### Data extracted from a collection
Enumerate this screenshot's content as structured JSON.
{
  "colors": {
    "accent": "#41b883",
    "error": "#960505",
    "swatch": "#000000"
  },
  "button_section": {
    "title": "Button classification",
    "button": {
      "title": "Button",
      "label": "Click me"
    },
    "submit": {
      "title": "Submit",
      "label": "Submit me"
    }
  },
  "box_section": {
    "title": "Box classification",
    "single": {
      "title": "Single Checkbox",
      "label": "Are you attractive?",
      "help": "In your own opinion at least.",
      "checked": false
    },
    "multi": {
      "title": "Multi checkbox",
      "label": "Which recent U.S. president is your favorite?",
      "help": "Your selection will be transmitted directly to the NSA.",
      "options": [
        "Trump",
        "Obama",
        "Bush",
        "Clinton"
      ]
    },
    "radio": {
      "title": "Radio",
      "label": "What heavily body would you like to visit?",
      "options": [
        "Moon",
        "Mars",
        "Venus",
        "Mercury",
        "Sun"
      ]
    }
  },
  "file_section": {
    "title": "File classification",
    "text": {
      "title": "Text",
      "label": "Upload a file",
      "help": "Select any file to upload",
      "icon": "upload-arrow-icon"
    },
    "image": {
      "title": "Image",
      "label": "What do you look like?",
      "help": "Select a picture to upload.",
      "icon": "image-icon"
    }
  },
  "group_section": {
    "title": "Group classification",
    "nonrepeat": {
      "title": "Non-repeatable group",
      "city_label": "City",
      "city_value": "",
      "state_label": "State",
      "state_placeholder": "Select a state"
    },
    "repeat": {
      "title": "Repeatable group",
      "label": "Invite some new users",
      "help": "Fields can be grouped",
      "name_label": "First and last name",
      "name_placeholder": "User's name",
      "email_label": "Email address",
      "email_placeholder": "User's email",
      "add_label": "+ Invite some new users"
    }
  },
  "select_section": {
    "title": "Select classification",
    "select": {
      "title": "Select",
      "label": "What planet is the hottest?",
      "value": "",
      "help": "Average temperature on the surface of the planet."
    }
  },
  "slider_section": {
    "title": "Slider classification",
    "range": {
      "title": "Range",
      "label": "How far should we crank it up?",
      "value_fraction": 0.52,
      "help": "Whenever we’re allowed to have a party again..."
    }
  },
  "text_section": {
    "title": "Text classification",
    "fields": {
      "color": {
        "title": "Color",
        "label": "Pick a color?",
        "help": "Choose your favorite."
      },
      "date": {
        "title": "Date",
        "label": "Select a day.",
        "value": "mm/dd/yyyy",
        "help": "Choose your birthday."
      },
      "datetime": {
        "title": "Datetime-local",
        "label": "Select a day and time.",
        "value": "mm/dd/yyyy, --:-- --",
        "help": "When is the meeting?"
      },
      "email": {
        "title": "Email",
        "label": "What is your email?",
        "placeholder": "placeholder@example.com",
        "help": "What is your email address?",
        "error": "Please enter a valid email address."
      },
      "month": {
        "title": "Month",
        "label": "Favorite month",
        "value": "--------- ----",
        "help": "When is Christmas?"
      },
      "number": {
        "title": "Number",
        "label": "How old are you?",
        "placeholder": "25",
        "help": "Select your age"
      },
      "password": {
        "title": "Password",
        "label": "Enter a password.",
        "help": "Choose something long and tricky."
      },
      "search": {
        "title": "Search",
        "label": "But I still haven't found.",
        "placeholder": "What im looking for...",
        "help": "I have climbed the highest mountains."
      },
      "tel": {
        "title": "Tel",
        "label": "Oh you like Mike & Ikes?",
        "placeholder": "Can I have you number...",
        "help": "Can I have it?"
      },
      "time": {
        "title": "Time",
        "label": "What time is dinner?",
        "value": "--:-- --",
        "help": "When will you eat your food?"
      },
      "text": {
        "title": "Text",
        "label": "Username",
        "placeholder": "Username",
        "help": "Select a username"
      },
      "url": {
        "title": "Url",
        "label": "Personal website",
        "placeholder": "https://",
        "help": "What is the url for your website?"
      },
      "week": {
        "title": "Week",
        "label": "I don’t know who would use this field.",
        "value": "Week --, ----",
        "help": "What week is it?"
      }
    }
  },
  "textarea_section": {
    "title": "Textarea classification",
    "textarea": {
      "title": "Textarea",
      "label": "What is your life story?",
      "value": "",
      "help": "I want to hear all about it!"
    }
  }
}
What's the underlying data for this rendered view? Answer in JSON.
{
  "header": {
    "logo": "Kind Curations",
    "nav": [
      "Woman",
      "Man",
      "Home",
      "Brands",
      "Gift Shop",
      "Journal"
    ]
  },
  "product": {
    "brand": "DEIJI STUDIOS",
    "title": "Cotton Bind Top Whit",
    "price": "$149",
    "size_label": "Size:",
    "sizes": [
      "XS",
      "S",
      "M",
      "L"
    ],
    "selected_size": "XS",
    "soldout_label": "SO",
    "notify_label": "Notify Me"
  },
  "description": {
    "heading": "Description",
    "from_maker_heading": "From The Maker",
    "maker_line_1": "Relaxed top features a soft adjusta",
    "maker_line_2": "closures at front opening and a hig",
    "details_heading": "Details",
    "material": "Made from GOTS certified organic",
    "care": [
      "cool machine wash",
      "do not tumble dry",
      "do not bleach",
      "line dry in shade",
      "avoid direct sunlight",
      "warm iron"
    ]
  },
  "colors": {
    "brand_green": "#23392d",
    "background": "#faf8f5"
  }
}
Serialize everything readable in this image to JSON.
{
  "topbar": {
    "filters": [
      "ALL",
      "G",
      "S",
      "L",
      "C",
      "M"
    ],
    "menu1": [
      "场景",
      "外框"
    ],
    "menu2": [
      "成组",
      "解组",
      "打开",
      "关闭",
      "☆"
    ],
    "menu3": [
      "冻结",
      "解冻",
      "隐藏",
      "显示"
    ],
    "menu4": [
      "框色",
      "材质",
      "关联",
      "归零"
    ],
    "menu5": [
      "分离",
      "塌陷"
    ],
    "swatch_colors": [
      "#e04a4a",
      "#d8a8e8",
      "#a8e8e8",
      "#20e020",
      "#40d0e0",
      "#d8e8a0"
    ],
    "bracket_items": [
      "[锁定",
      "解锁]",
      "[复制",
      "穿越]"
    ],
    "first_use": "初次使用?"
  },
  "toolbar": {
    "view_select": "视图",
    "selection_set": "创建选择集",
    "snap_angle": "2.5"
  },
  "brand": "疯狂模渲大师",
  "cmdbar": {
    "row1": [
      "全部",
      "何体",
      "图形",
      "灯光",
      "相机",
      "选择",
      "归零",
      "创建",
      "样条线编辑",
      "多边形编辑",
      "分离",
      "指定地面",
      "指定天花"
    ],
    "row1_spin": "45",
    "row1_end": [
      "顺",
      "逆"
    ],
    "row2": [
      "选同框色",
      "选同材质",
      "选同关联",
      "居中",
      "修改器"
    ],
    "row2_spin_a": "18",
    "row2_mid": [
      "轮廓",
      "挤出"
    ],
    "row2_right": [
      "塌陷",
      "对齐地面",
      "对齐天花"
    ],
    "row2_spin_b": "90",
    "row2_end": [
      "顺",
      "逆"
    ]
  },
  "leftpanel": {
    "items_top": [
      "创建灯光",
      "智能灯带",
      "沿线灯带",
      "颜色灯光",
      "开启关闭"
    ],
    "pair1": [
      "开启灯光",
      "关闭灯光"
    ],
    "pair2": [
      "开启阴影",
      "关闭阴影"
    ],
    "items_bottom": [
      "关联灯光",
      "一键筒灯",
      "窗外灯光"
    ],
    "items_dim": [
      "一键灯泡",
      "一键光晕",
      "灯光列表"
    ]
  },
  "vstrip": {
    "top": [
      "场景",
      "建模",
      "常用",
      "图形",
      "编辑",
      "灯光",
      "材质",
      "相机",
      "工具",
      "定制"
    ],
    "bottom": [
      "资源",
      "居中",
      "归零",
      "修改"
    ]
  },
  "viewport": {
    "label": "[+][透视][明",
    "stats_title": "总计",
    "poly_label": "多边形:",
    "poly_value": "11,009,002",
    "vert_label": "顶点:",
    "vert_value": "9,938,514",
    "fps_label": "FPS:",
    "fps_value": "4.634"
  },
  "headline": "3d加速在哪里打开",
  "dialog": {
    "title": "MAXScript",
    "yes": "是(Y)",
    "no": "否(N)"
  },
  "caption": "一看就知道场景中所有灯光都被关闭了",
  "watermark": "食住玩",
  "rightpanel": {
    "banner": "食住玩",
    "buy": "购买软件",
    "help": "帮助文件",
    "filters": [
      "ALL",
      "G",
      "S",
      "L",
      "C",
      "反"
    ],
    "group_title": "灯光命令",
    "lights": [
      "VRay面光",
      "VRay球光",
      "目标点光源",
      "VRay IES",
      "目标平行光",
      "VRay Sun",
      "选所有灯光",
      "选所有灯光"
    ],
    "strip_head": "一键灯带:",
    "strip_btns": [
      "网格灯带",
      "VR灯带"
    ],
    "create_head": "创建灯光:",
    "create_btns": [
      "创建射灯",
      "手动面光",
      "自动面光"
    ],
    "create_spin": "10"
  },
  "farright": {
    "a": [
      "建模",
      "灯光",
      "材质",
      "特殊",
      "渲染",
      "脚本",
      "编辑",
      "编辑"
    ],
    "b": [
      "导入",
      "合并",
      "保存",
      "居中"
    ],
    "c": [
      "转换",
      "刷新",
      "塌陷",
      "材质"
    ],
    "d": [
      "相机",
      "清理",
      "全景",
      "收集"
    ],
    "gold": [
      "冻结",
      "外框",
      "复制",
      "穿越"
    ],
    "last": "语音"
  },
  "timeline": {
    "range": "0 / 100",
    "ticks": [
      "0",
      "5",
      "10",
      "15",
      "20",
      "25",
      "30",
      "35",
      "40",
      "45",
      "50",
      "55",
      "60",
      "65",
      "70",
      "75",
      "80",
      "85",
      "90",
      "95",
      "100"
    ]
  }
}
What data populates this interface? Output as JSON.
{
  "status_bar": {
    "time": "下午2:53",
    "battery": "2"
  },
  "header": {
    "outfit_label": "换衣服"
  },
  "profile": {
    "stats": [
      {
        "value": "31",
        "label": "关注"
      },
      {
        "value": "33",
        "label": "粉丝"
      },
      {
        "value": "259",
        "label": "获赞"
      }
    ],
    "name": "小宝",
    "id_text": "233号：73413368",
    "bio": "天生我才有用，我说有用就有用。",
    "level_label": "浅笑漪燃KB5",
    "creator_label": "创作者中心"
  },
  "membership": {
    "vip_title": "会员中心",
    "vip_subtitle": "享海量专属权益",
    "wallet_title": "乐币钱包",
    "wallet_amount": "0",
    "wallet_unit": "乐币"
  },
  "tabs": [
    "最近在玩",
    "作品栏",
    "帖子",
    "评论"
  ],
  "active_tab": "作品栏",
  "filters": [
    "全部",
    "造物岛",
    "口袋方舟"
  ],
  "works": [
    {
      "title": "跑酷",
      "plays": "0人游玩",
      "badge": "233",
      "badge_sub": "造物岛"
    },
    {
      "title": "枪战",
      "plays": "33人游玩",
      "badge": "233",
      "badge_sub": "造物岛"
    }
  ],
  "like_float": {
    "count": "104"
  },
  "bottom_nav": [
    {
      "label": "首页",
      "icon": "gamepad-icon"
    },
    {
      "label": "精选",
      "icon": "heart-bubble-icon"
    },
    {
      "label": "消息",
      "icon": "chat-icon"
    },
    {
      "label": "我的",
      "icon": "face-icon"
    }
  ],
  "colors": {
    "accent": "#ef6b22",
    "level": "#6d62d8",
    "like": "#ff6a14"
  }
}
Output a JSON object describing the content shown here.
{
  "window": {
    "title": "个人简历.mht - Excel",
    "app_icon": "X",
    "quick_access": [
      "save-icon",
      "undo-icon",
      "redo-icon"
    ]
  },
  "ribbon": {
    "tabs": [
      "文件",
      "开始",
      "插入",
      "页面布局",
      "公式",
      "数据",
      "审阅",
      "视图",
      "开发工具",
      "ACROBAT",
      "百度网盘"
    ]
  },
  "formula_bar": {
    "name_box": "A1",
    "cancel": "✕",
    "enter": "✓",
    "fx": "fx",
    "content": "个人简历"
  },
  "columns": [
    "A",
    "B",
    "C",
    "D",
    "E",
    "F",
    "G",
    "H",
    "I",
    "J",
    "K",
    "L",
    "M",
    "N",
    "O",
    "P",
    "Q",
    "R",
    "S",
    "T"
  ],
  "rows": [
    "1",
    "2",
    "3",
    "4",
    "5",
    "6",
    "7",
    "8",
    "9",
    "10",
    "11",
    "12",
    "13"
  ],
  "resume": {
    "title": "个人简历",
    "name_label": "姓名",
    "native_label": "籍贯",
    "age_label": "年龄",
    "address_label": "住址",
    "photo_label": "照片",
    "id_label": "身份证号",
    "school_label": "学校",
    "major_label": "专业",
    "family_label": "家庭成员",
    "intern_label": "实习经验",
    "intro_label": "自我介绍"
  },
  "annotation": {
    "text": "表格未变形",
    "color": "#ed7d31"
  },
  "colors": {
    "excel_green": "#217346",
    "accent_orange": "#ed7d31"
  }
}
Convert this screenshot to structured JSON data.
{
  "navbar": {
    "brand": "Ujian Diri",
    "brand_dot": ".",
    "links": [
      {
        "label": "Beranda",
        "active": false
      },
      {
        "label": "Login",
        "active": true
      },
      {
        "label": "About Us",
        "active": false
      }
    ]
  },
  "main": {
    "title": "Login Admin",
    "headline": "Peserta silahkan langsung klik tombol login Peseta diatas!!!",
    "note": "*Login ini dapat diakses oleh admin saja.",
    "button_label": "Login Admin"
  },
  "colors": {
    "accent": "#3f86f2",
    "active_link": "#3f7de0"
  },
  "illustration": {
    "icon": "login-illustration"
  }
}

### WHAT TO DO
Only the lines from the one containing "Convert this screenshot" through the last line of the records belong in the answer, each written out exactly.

### FINAL ANSWER
Convert this screenshot to structured JSON data.
{
  "navbar": {
    "brand": "Ujian Diri",
    "brand_dot": ".",
    "links": [
      {
        "label": "Beranda",
        "active": false
      },
      {
        "label": "Login",
        "active": true
      },
      {
        "label": "About Us",
        "active": false
      }
    ]
  },
  "main": {
    "title": "Login Admin",
    "headline": "Peserta silahkan langsung klik tombol login Peseta diatas!!!",
    "note": "*Login ini dapat diakses oleh admin saja.",
    "button_label": "Login Admin"
  },
  "colors": {
    "accent": "#3f86f2",
    "active_link": "#3f7de0"
  },
  "illustration": {
    "icon": "login-illustration"
  }
}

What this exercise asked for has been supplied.